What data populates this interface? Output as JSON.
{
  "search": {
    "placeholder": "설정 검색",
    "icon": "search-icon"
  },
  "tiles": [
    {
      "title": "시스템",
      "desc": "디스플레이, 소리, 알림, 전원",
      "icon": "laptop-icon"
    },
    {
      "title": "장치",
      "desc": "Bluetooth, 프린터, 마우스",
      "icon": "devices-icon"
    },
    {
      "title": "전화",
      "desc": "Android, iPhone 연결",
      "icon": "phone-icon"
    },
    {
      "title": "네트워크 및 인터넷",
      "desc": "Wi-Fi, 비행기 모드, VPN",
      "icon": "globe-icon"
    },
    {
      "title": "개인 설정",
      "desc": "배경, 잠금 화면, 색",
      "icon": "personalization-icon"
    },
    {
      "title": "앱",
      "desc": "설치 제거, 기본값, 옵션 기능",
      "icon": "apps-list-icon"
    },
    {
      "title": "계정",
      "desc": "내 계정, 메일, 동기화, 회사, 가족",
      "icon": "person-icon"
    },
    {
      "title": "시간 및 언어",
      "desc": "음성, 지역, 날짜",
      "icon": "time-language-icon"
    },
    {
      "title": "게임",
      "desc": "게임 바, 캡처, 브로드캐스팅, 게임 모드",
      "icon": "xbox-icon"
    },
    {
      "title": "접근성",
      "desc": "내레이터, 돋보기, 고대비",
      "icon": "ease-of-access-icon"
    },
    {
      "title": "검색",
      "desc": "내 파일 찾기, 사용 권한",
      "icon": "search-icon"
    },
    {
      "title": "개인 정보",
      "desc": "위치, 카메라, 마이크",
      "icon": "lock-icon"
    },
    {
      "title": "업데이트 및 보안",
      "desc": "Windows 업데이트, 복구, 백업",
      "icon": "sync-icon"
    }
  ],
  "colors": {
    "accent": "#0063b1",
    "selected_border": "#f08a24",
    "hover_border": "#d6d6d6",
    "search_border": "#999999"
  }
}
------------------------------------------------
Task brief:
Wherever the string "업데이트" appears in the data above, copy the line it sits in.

Result for this task:
      "title": "업데이트 및 보안",
      "desc": "Windows 업데이트, 복구, 백업",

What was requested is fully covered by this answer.